    I will be curious to see what other people comment and I think there’s a lot of stuff here we could talk about related to peer-to-peer production, collective action etc. In some ways it seems that these mainstream news sites are just desperate for audiences and are grabbing at them anyway that they can. But it will be interesting to see if they end up losing control of the content etc. Will there be other news sites that will be joining NYT and WP?

  2. juliette b 11:19, Mar 1st, 10

    Ryan I think your travelogue is actually a great case study of the real input of outsource. Your researches might definitely help the class discussion.

    It seems to me that Living stories offers a new opportunity for users to customize the news they receive by focusing on what interest them the most. But when reading a newspaper, people already look for a selection, not of their own but of specialist…
    Therefore what will be the quality of their selection?

  3. nadine 12:26, Mar 2nd, 10

    I also thought about Living Stories while reading Lanier. You could interpret Google’s move in two ways: was Living Stories turned into source open because it was a success or because it was a failure?!

    I am looking forward to read your feedback from the news papers! Could this become a business opportunity for them?

    Very interesting assumption: the New York Times and the Washington Post are now/have become the “small brothers.” Really?!

    Great point you raise about the problem between quantitative and qualitative content.
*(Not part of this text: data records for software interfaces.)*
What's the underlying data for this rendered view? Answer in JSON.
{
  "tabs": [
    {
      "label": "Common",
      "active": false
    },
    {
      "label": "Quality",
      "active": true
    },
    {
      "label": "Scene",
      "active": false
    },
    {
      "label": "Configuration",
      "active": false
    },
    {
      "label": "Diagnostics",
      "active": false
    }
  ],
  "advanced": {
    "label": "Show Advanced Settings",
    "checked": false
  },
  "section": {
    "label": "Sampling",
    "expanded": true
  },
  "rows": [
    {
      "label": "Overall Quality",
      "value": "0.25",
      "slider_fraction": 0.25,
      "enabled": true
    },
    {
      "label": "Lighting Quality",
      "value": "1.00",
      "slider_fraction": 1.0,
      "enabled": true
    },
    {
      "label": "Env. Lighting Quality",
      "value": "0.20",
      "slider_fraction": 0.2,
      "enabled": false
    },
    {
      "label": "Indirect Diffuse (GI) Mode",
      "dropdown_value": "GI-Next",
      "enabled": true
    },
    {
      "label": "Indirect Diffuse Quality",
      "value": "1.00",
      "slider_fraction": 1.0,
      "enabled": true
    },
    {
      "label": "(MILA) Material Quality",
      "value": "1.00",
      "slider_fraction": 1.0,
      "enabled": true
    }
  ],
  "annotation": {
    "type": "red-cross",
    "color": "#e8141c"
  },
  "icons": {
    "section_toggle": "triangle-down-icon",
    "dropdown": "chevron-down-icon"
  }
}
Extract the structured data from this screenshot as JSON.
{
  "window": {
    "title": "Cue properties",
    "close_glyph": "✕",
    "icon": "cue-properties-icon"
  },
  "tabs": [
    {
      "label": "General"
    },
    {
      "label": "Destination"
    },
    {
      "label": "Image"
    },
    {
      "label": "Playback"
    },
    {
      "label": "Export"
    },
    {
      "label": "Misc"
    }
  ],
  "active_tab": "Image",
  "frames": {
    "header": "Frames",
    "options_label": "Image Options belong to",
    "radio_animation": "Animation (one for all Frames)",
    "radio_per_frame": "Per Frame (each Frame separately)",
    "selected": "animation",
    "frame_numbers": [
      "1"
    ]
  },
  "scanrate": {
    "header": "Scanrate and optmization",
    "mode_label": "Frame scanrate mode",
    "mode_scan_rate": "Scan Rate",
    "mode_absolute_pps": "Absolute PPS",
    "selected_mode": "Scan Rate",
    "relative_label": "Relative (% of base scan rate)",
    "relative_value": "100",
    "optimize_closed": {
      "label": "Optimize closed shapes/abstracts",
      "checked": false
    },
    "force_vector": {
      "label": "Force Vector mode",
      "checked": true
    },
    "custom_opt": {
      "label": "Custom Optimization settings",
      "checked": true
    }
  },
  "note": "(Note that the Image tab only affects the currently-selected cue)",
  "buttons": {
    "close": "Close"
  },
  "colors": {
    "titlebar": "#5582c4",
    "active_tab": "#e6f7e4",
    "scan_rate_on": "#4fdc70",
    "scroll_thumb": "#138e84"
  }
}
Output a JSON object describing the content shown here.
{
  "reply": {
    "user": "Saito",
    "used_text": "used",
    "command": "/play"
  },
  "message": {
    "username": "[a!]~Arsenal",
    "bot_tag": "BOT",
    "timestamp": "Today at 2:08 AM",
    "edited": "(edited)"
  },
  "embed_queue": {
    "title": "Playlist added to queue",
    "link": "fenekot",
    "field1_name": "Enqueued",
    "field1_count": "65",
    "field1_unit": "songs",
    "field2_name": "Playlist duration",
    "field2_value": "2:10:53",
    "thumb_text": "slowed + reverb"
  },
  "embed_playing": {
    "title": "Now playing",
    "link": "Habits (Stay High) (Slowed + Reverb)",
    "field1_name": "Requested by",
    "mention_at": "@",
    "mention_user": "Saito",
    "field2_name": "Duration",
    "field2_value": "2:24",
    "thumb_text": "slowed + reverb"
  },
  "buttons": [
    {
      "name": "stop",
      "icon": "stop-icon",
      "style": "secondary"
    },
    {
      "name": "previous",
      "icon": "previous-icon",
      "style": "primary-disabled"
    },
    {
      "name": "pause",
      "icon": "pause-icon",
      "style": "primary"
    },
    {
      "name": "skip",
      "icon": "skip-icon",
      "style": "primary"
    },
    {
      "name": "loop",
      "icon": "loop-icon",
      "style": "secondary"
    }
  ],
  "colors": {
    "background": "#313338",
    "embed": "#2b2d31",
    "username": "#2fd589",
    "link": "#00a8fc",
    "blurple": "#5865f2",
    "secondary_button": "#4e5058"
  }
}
A newspaper would rank its news by quality (central role: the editor), but Google by quantity (central role: algorithm). What is Living Stories doing?

  4. Harris 12:36, Mar 2nd, 10

    “was Living Stories turned into source open because it was a success or because it was a failure?!”
    Yes Nadine, I think this is the primary perspective in which I will look at Ryan’s findings.
    And so, I am wondering if qualitative ranking is a solution, a next step, or just irrelevant?